The blue-clad horde descending upon the Tampa Bay Times Forum, waiting in traffic, pulling out chairs and barstools to grab a bite and a drink before opening night of the Tampa Bay Lightning's 2012-13 season. This was supposed to happen in October.
But it didn't. And then it didn't happen in November or December. And there was talk it wouldn't happen at all.
But then the players and owners finally made up, and the 113-day lockout finally ended, ensuring this season wouldn't be lost entirely to a labor stoppage, as in 2004-05. And while some people did ask that question that is always asked when these things happen — "Will the fans come back?" — the men and women in blue jerseys and shirts, the children with blue face paint and blue-dyed hair heading into the arena Saturday knew the answer was never in doubt.
But that didn't mean they were happy they had to wait.
"It was the same nonsense," said Jim Dziewinski, 45, a duct mechanic from New Port Richey. Dziewinski watches every Lightning game, and so, since October, he has had a lot of unexpected free time. He spent some of it helping his 7-year-old son Jimmy work on his roller hockey skills, some of it helping Jimmy with his homework, and (according to his wife, Lisa) a lot of it griping on Facebook about the lockout.
But Saturday night Dziewinski was in a great mood, sitting at a Channelside restaurant sipping a beer, about to eat dinner with his wife and son before heading into the game.
"As fans, this is what we want to see," he said. "This is what we've been waiting for."

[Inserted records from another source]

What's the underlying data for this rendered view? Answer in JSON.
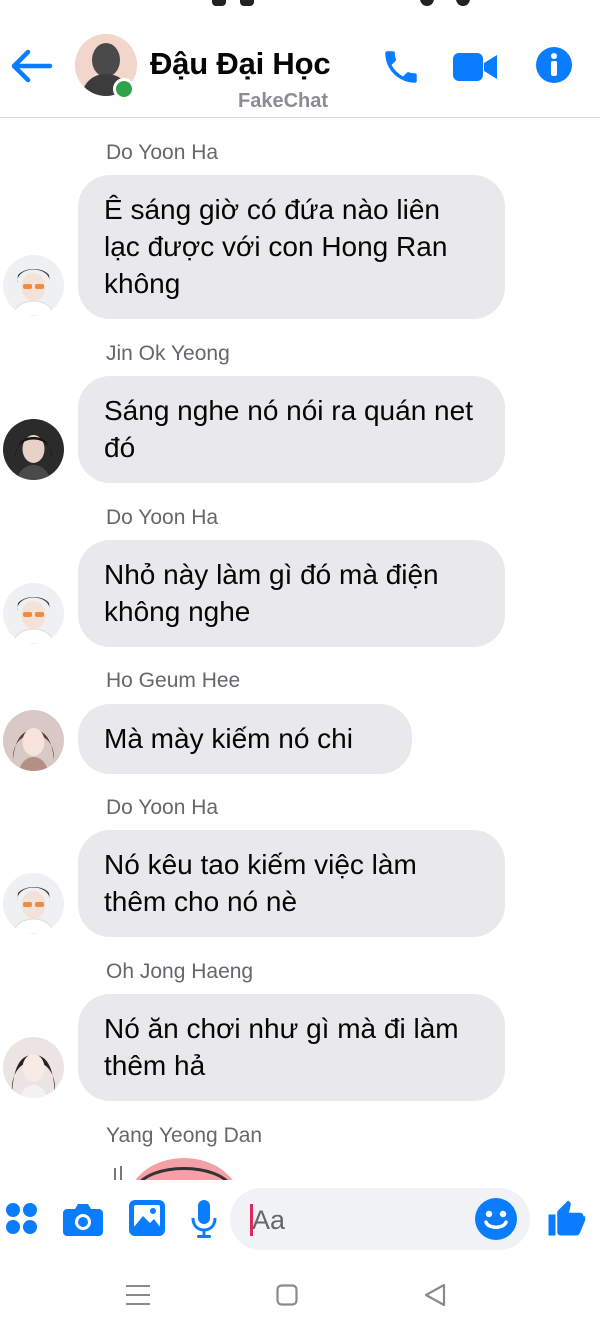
{
  "header": {
    "title": "Đậu Đại Học",
    "subtitle": "FakeChat",
    "accent": "#0a7cff",
    "online_color": "#31a24c",
    "icons": [
      "back-arrow-icon",
      "phone-icon",
      "video-camera-icon",
      "info-icon"
    ]
  },
  "messages": [
    {
      "sender": "Do Yoon Ha",
      "text": "Ê sáng giờ có đứa nào liên lạc được với con Hong Ran không"
    },
    {
      "sender": "Jin Ok Yeong",
      "text": "Sáng nghe nó nói ra quán net đó"
    },
    {
      "sender": "Do Yoon Ha",
      "text": "Nhỏ này làm gì đó mà điện không nghe"
    },
    {
      "sender": "Ho Geum Hee",
      "text": "Mà mày kiếm nó chi"
    },
    {
      "sender": "Do Yoon Ha",
      "text": "Nó kêu tao kiếm việc làm thêm cho nó nè"
    },
    {
      "sender": "Oh Jong Haeng",
      "text": "Nó ăn chơi như gì mà đi làm thêm hả"
    },
    {
      "sender": "Yang Yeong Dan",
      "text": ""
    }
  ],
  "composer": {
    "placeholder": "Aa",
    "icons": [
      "apps-grid-icon",
      "camera-icon",
      "gallery-icon",
      "microphone-icon",
      "emoji-icon",
      "thumbs-up-icon"
    ]
  },
  "navbar": {
    "icons": [
      "menu-icon",
      "home-icon",
      "back-icon"
    ]
  },
  "colors": {
    "bubble_bg": "#e9e9ec",
    "sender_text": "#65676b",
    "divider": "#d8d8d8"
  }
}
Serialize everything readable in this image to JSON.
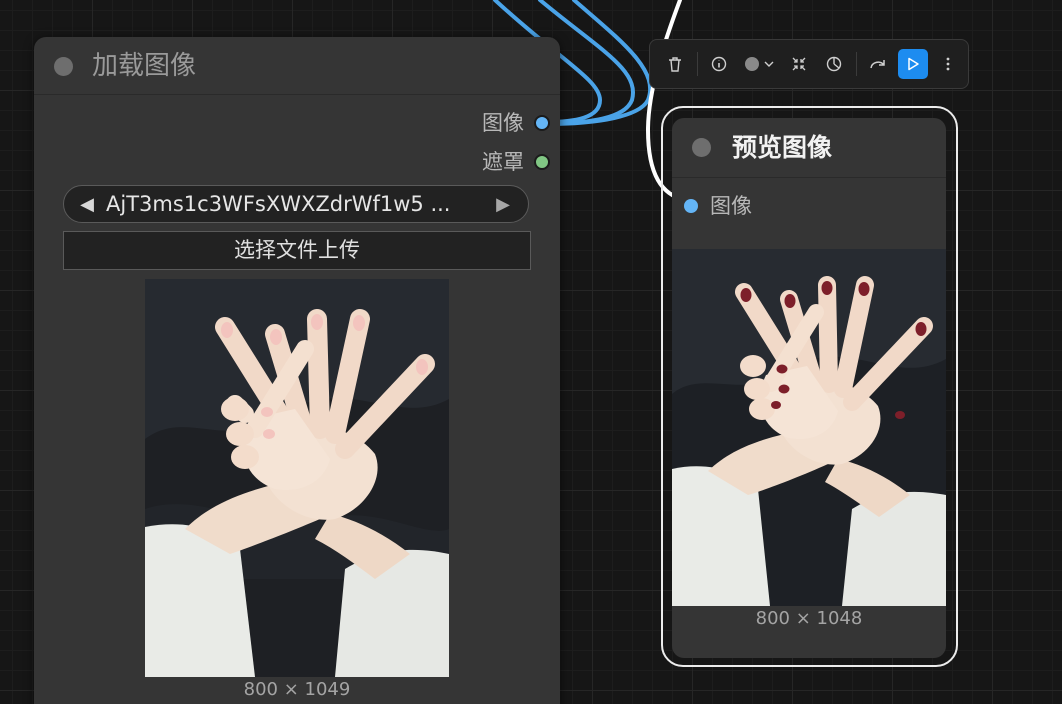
{
  "load_node": {
    "title": "加载图像",
    "outputs": [
      {
        "label": "图像",
        "color": "#64b5f6"
      },
      {
        "label": "遮罩",
        "color": "#81c784"
      }
    ],
    "image_combo": {
      "value": "AjT3ms1c3WFsXWXZdrWf1w5 ...",
      "prev_icon": "triangle-left-icon",
      "next_icon": "triangle-right-icon"
    },
    "upload_label": "选择文件上传",
    "image_size": "800 × 1049"
  },
  "toolbar": {
    "icons": [
      "trash-icon",
      "info-icon",
      "color-picker-icon",
      "collapse-icon",
      "bypass-icon",
      "redo-icon",
      "run-icon",
      "more-icon"
    ],
    "accent": "#1d8cf0"
  },
  "preview_node": {
    "title": "预览图像",
    "input": {
      "label": "图像",
      "color": "#64b5f6"
    },
    "image_size": "800 × 1048"
  },
  "colors": {
    "image_link": "#4aa3e8",
    "selected_link": "#ffffff",
    "nail_left": "#f3c4be",
    "nail_right": "#7d1f2a"
  }
}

The Times Forum is a very blue place during the NHL season. Blue flood lights, the big blue Lightning team buses, the blue cups that make the beer look blue and even, in the distance, the blue-lit pyramid atop the SunTrust building. Anything that contrasts — foliage, traffic lights, the occasional Gasparilla float Saturday evening — seems like uninvited guests, intruders in Bluetopia.
In the midst of all the blue outside the Forum Saturday, there was a flash of red from Chris Iaquinto's head, from his blue helmet with a red lamp he lights every time the Lighting score. He was trying it out in the beverage line. The people behind him cheered.
Iaquinto is a former U.S. Marine and Lightning season-ticket holder who lives in Palm Harbor with his wife, Cathy. They came to Saturday's game with their son, Chris, and their 4-year-old granddaughter Mallory, a big fan of Lightning player Martin St. Louis who asked her grandparents several weeks ago, "Why doesn't Marty want to play?"
While happy to be back at a Lightning game, Iaquinto did not think the NHL's labor problems had been fixed.
"The only thing they've really done is delayed the next (stoppage) for eight or 10 years," he said.
Behind him, the lines to get into the Times Forum were getting longer as game time approached. Someone started a "Let's go Lightning!" chant and it ripped through the crowd, followed by clapping in unison. If you didn't know there'd been a lockout and this was January, not October, you would have thought the 2012-13 NHL season was about to start as regularly scheduled.
Will Hobson can be reached at (813) 226-3400 or email@example.com.